**INSTRUCTIONS FOR THE TASK**. Write out every entry precisely as given, leaving the pictures out.

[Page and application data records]

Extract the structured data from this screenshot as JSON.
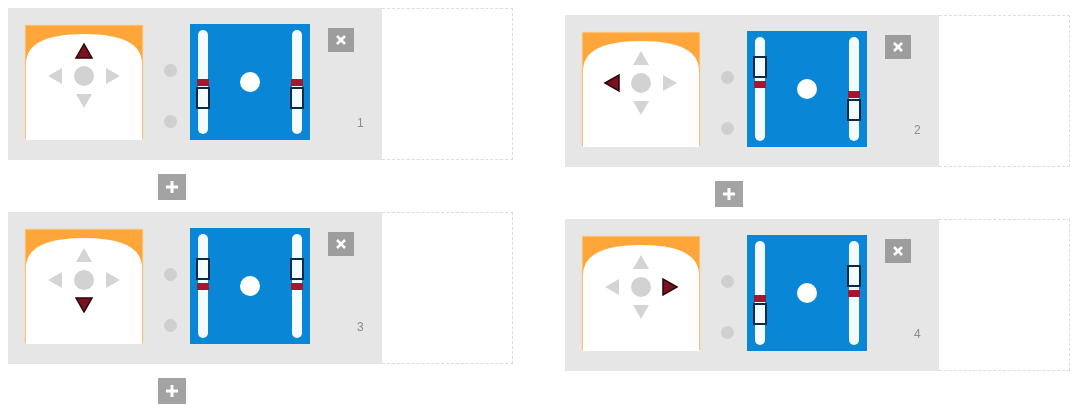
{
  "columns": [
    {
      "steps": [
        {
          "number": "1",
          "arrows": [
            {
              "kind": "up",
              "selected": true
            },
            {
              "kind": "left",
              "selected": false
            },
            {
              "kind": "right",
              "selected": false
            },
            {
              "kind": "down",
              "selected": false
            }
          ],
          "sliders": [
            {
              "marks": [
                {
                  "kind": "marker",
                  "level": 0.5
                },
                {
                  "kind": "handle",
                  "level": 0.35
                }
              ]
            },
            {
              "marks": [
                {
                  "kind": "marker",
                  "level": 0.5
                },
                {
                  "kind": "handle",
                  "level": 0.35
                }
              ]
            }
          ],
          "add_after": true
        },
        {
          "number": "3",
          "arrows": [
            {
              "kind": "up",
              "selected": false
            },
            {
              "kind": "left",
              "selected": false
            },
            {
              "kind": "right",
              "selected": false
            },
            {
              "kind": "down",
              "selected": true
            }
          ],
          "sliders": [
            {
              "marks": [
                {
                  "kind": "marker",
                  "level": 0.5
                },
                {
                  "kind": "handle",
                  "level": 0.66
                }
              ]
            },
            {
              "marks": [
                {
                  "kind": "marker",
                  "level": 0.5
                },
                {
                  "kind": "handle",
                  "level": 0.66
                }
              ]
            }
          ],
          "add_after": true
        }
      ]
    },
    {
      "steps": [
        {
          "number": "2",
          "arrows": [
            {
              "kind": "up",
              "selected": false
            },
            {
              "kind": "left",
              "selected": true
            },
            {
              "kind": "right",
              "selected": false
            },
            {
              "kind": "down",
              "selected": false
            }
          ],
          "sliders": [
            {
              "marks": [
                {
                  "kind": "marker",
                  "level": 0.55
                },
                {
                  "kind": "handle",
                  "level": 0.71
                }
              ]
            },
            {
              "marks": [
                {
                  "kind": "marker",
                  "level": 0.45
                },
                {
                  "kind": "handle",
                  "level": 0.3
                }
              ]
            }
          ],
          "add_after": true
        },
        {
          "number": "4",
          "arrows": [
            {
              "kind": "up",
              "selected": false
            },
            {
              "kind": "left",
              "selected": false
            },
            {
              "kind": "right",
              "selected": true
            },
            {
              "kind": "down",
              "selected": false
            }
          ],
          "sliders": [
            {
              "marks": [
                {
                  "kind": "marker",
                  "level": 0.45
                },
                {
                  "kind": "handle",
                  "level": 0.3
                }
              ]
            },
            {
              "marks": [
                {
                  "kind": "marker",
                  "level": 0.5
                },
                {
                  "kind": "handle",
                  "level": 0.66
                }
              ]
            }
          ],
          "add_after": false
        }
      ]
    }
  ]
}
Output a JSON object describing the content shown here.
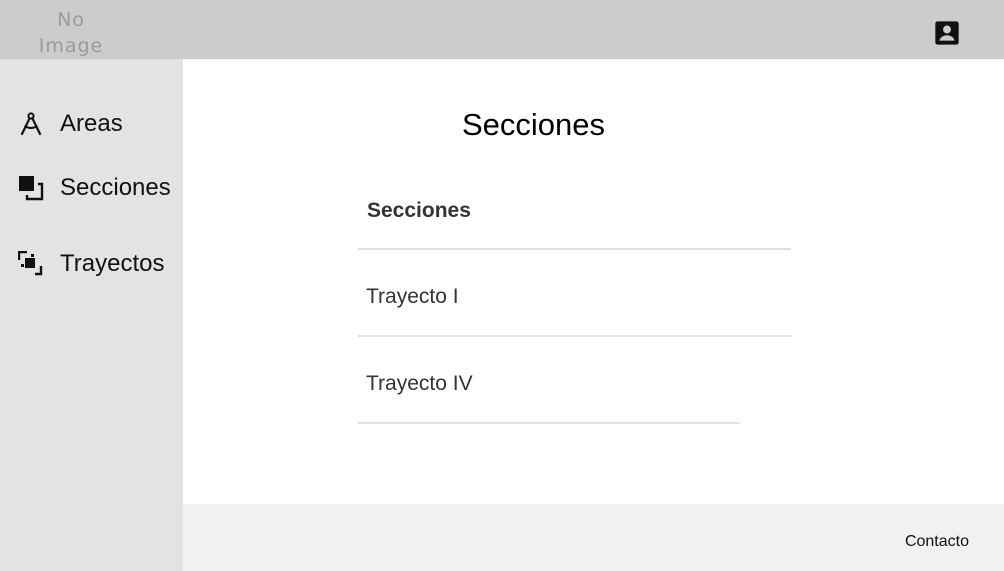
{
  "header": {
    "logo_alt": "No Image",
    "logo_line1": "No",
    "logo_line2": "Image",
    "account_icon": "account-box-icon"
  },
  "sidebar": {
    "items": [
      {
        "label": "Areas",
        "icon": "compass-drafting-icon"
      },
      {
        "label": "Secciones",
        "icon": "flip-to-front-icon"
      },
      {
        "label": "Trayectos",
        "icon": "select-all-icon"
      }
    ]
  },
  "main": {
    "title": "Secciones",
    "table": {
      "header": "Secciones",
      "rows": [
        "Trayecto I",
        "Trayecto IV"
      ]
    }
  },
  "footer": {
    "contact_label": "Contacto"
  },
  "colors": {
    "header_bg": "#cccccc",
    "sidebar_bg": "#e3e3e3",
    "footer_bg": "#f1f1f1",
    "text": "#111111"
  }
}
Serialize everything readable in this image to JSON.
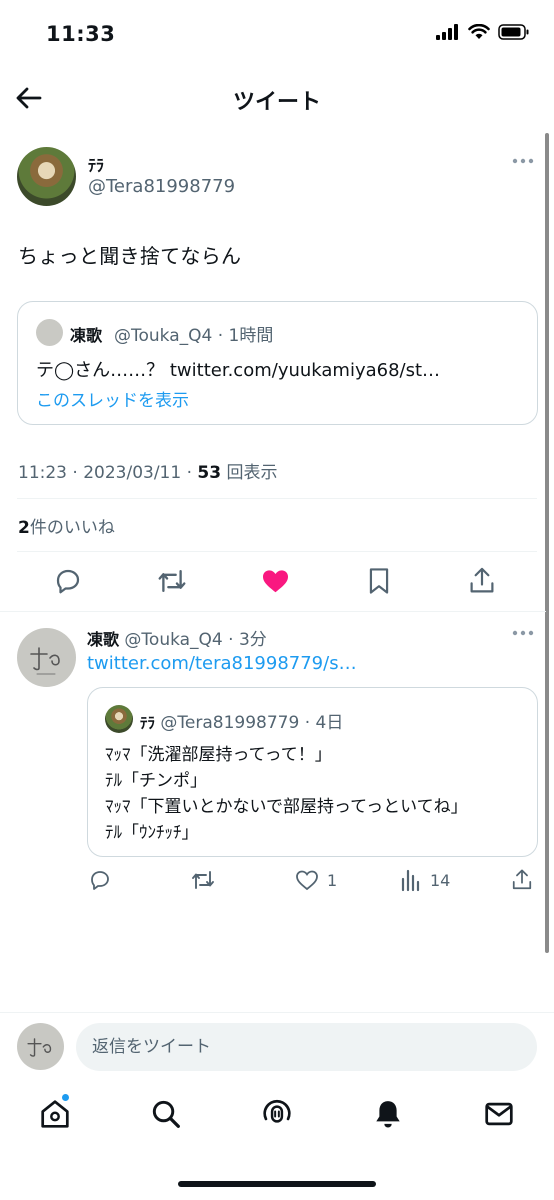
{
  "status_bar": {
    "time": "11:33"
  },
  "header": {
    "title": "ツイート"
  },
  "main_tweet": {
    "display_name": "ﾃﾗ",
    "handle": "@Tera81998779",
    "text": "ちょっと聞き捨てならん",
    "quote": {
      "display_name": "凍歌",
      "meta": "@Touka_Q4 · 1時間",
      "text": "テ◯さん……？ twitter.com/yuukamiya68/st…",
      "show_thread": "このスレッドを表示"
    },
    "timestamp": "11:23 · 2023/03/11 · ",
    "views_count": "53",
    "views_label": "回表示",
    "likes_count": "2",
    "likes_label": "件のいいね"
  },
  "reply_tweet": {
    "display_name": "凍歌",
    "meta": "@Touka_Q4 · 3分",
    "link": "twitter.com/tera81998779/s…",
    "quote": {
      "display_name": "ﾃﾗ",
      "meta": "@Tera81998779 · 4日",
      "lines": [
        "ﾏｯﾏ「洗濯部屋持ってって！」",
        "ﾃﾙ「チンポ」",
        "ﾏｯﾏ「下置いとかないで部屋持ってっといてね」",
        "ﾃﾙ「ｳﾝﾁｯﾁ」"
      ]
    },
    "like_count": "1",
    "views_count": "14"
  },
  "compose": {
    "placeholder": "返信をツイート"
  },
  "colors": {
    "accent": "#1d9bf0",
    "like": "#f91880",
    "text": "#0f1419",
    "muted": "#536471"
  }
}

**FINAL ANSWER**.
Extract the structured data from this screenshot as JSON.
{
  "columns": [
    {
      "steps": [
        {
          "number": "1",
          "arrows": [
            {
              "kind": "up",
              "selected": true
            },
            {
              "kind": "left",
              "selected": false
            },
            {
              "kind": "right",
              "selected": false
            },
            {
              "kind": "down",
              "selected": false
            }
          ],
          "sliders": [
            {
              "marks": [
                {
                  "kind": "marker",
                  "level": 0.5
                },
                {
                  "kind": "handle",
                  "level": 0.35
                }
              ]
            },
            {
              "marks": [
                {
                  "kind": "marker",
                  "level": 0.5
                },
                {
                  "kind": "handle",
                  "level": 0.35
                }
              ]
            }
          ],
          "add_after": true
        },
        {
          "number": "3",
          "arrows": [
            {
              "kind": "up",
              "selected": false
            },
            {
              "kind": "left",
              "selected": false
            },
            {
              "kind": "right",
              "selected": false
            },
            {
              "kind": "down",
              "selected": true
            }
          ],
          "sliders": [
            {
              "marks": [
                {
                  "kind": "marker",
                  "level": 0.5
                },
                {
                  "kind": "handle",
                  "level": 0.66
                }
              ]
            },
            {
              "marks": [
                {
                  "kind": "marker",
                  "level": 0.5
                },
                {
                  "kind": "handle",
                  "level": 0.66
                }
              ]
            }
          ],
          "add_after": true
        }
      ]
    },
    {
      "steps": [
        {
          "number": "2",
          "arrows": [
            {
              "kind": "up",
              "selected": false
            },
            {
              "kind": "left",
              "selected": true
            },
            {
              "kind": "right",
              "selected": false
            },
            {
              "kind": "down",
              "selected": false
            }
          ],
          "sliders": [
            {
              "marks": [
                {
                  "kind": "marker",
                  "level": 0.55
                },
                {
                  "kind": "handle",
                  "level": 0.71
                }
              ]
            },
            {
              "marks": [
                {
                  "kind": "marker",
                  "level": 0.45
                },
                {
                  "kind": "handle",
                  "level": 0.3
                }
              ]
            }
          ],
          "add_after": true
        },
        {
          "number": "4",
          "arrows": [
            {
              "kind": "up",
              "selected": false
            },
            {
              "kind": "left",
              "selected": false
            },
            {
              "kind": "right",
              "selected": true
            },
            {
              "kind": "down",
              "selected": false
            }
          ],
          "sliders": [
            {
              "marks": [
                {
                  "kind": "marker",
                  "level": 0.45
                },
                {
                  "kind": "handle",
                  "level": 0.3
                }
              ]
            },
            {
              "marks": [
                {
                  "kind": "marker",
                  "level": 0.5
                },
                {
                  "kind": "handle",
                  "level": 0.66
                }
              ]
            }
          ],
          "add_after": false
        }
      ]
    }
  ]
}
Output a JSON object describing the content shown here.
{
  "header": {
    "logo_alt": "No Image",
    "logo_line1": "No",
    "logo_line2": "Image",
    "account_icon": "account-box-icon"
  },
  "sidebar": {
    "items": [
      {
        "label": "Areas",
        "icon": "compass-drafting-icon"
      },
      {
        "label": "Secciones",
        "icon": "flip-to-front-icon"
      },
      {
        "label": "Trayectos",
        "icon": "select-all-icon"
      }
    ]
  },
  "main": {
    "title": "Secciones",
    "table": {
      "header": "Secciones",
      "rows": [
        "Trayecto I",
        "Trayecto IV"
      ]
    }
  },
  "footer": {
    "contact_label": "Contacto"
  },
  "colors": {
    "header_bg": "#cccccc",
    "sidebar_bg": "#e3e3e3",
    "footer_bg": "#f1f1f1",
    "text": "#111111"
  }
}
Serialize everything readable in this image to JSON.
{
  "status_bar": {
    "time": "11:33"
  },
  "header": {
    "title": "ツイート"
  },
  "main_tweet": {
    "display_name": "ﾃﾗ",
    "handle": "@Tera81998779",
    "text": "ちょっと聞き捨てならん",
    "quote": {
      "display_name": "凍歌",
      "meta": "@Touka_Q4 · 1時間",
      "text": "テ◯さん……？ twitter.com/yuukamiya68/st…",
      "show_thread": "このスレッドを表示"
    },
    "timestamp": "11:23 · 2023/03/11 · ",
    "views_count": "53",
    "views_label": "回表示",
    "likes_count": "2",
    "likes_label": "件のいいね"
  },
  "reply_tweet": {
    "display_name": "凍歌",
    "meta": "@Touka_Q4 · 3分",
    "link": "twitter.com/tera81998779/s…",
    "quote": {
      "display_name": "ﾃﾗ",
      "meta": "@Tera81998779 · 4日",
      "lines": [
        "ﾏｯﾏ「洗濯部屋持ってって！」",
        "ﾃﾙ「チンポ」",
        "ﾏｯﾏ「下置いとかないで部屋持ってっといてね」",
        "ﾃﾙ「ｳﾝﾁｯﾁ」"
      ]
    },
    "like_count": "1",
    "views_count": "14"
  },
  "compose": {
    "placeholder": "返信をツイート"
  },
  "colors": {
    "accent": "#1d9bf0",
    "like": "#f91880",
    "text": "#0f1419",
    "muted": "#536471"
  }
}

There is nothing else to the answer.